Firewalls put up a barrier between your trusted internal network and untrusted outside networks, such as the Internet. They use a set of defined rules to allow or block traffic. A firewall can be hardware, software, or both. Cisco offers unified threat management(UTM) devices and threat-focused next-generation firewalls.

Intrusion prevention systems

An intrusion prevention system (IPS) scans network traffic to actively block attacks. Next-Generation IPS (NGIPS) appliances do this by correlating huge amounts of global threat intelligence to not only block malicious activity but also track the progression of suspect files and malware across the network to prevent the spread of outbreaks and reinfection.

Mobile device security

Cybercriminals are increasingly targeting mobile devices and apps. Within the next 3 years, 90 percent of IT organizations may support corporate applications on personal mobile devices. Of course, you need to control which devices can access your network. You will also need to configure their connections to keep network traffic private.

Network Segmentation

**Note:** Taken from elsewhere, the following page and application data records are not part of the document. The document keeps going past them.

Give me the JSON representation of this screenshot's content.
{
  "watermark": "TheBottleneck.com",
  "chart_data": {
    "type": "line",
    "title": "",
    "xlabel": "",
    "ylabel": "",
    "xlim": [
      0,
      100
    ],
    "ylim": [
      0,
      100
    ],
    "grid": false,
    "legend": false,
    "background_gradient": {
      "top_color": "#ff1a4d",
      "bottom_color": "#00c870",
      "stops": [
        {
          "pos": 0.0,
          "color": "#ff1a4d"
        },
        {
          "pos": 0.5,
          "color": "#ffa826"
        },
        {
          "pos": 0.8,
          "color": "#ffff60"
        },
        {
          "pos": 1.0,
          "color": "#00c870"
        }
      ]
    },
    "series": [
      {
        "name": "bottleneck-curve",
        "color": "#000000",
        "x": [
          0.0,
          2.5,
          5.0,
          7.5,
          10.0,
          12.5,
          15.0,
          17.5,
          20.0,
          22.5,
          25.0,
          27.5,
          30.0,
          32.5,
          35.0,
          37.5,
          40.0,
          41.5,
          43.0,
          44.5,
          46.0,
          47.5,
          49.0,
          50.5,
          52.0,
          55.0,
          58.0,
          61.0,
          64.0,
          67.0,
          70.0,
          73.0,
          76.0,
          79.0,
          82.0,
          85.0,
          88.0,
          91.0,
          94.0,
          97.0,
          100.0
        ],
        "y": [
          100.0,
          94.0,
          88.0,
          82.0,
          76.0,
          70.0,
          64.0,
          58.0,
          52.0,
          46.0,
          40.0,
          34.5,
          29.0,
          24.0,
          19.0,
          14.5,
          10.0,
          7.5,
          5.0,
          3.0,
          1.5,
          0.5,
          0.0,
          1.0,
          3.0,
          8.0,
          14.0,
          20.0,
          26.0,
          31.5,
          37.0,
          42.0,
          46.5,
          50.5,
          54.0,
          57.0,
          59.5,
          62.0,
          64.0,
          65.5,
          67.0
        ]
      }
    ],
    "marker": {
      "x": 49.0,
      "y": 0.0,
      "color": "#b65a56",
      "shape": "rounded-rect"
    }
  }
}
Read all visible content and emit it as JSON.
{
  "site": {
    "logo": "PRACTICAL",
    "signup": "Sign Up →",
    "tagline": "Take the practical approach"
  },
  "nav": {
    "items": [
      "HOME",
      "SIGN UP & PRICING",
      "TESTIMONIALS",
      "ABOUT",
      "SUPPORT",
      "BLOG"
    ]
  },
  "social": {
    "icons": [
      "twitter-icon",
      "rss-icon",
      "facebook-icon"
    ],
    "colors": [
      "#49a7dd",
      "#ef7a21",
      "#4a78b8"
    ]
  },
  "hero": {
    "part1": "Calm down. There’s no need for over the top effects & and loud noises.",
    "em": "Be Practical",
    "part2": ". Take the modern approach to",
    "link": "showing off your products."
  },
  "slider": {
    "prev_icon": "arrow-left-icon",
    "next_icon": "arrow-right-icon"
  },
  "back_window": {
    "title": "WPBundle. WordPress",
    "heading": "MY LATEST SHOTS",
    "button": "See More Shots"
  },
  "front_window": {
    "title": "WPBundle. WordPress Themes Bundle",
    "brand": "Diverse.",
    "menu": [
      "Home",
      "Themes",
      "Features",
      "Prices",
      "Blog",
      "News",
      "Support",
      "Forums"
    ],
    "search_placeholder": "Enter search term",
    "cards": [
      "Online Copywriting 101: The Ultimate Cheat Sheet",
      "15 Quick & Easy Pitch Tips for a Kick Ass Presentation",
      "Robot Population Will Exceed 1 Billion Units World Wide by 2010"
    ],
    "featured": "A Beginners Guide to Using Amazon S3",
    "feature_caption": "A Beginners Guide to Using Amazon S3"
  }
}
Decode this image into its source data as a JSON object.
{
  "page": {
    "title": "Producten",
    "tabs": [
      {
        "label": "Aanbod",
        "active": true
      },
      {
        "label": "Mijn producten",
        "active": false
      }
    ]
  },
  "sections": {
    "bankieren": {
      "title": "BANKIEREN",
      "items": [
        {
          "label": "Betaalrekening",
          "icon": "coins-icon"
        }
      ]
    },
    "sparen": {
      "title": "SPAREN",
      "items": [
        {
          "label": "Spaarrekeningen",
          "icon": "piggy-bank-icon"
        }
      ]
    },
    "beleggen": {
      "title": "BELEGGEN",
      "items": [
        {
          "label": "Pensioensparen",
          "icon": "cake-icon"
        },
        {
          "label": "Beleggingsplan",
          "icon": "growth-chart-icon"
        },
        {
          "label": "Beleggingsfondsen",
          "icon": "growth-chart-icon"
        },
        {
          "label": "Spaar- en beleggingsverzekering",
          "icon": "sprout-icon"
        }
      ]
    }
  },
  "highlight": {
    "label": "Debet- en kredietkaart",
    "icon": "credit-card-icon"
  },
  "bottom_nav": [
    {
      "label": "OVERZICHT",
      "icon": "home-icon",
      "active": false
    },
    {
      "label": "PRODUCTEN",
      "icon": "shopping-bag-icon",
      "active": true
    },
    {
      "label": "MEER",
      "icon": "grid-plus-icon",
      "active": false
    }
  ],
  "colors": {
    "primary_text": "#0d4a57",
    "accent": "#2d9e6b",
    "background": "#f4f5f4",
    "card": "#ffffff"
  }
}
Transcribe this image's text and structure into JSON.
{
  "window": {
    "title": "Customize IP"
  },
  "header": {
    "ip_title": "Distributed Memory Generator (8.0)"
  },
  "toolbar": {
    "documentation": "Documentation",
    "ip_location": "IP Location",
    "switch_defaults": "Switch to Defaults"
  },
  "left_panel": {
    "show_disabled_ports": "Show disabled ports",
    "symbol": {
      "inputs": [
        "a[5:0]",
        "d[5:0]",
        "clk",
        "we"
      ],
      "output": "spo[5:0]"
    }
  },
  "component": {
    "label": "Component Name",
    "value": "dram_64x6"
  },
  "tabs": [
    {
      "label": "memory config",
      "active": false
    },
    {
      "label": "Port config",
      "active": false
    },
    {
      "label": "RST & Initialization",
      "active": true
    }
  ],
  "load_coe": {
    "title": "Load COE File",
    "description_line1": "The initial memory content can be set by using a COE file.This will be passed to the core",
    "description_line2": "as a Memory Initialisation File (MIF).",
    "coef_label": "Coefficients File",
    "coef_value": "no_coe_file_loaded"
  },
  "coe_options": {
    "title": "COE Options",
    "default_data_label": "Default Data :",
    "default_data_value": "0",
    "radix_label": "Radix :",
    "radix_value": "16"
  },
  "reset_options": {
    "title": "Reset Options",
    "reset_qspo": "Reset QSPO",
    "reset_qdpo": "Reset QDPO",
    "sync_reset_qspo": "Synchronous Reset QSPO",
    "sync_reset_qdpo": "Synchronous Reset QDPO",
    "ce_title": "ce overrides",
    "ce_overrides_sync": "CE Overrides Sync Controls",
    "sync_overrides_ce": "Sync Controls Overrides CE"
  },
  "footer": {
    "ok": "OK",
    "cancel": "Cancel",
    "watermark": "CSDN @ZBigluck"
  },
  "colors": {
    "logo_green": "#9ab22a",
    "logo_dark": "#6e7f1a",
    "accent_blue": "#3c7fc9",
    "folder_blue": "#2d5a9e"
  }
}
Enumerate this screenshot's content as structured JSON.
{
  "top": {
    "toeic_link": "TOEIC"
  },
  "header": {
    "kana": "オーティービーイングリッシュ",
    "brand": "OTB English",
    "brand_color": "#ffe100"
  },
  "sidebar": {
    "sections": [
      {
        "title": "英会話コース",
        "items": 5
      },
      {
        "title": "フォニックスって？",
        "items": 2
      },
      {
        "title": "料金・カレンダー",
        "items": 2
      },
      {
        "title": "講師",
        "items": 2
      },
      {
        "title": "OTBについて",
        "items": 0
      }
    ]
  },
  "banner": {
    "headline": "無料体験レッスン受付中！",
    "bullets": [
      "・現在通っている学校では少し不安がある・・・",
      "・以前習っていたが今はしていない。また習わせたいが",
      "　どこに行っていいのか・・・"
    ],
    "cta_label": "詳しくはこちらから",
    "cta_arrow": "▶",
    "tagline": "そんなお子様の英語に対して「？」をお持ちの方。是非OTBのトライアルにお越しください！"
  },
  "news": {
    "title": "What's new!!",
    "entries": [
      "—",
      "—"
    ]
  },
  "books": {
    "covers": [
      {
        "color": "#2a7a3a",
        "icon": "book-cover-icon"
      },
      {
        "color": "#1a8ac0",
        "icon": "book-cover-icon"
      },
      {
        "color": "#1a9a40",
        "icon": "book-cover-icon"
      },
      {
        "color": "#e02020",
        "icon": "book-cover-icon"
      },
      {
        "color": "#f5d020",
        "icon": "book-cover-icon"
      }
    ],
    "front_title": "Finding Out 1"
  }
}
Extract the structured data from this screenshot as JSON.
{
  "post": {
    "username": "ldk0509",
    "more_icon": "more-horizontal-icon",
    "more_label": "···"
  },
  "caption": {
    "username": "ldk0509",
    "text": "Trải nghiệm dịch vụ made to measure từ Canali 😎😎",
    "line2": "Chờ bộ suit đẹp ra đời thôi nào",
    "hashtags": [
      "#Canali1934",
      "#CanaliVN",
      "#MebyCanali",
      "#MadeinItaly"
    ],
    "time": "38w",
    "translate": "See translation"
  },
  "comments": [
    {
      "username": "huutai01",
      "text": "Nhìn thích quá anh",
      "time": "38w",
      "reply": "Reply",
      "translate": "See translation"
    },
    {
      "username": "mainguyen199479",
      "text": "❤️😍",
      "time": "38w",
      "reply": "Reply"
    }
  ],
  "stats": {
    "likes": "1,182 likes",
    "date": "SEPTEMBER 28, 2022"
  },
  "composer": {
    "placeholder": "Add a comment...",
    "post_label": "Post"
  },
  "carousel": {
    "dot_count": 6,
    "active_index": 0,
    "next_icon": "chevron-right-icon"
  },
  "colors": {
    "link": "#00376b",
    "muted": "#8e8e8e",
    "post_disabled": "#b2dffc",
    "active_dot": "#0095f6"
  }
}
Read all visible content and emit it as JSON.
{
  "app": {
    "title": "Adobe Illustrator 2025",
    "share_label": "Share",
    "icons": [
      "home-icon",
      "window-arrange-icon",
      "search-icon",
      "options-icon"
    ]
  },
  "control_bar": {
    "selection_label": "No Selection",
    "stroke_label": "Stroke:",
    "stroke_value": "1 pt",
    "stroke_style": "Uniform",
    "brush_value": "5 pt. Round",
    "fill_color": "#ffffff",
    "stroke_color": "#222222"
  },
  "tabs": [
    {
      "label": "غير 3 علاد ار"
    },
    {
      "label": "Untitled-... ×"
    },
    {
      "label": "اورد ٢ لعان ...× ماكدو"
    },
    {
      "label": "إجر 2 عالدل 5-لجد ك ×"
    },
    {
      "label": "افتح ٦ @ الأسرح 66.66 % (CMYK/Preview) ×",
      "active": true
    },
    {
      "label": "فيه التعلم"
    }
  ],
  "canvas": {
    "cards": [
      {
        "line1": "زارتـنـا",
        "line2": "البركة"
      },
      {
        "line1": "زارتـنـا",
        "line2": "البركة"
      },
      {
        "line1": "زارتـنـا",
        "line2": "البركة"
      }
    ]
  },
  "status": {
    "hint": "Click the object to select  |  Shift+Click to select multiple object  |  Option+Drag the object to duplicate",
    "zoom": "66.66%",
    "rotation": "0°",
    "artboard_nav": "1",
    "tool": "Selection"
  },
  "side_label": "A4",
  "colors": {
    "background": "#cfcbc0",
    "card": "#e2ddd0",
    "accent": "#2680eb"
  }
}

Software-defined segmentation puts network traffic into different classifications and makes enforcing security policies easier. Ideally, the classifications are based on endpoint identity, not mere IP addresses. You can assign access rights based on role, location, and more so that the right level of access is given to the right people and suspicious devices are contained and remediated.

Security information and event management

SIEM products pull together the information that your security staff needs to identify and respond to threats. These products come in various forms, including physical and virtual appliances and server software.

VPN

A virtual private network encrypts the connection from an endpoint to a network, often over the Internet. Typically, a remote-access VPN uses IPsec or Secure Sockets Layer to authenticate the communication between device and network.

Web security

A web security solution will control your staff’s web use, block web-based threats, and deny access to malicious websites. It will protect your web gateway on site or in the cloud. "Web security" also refers to the steps you take to protect your own website.

Wireless security

Wireless networks are not as secure as wired ones. Without stringent security measures, installing a wireless LAN can be like putting Ethernet ports everywhere, including the parking lot. To prevent an exploit from taking hold, you need products specifically designed to protect a wireless network.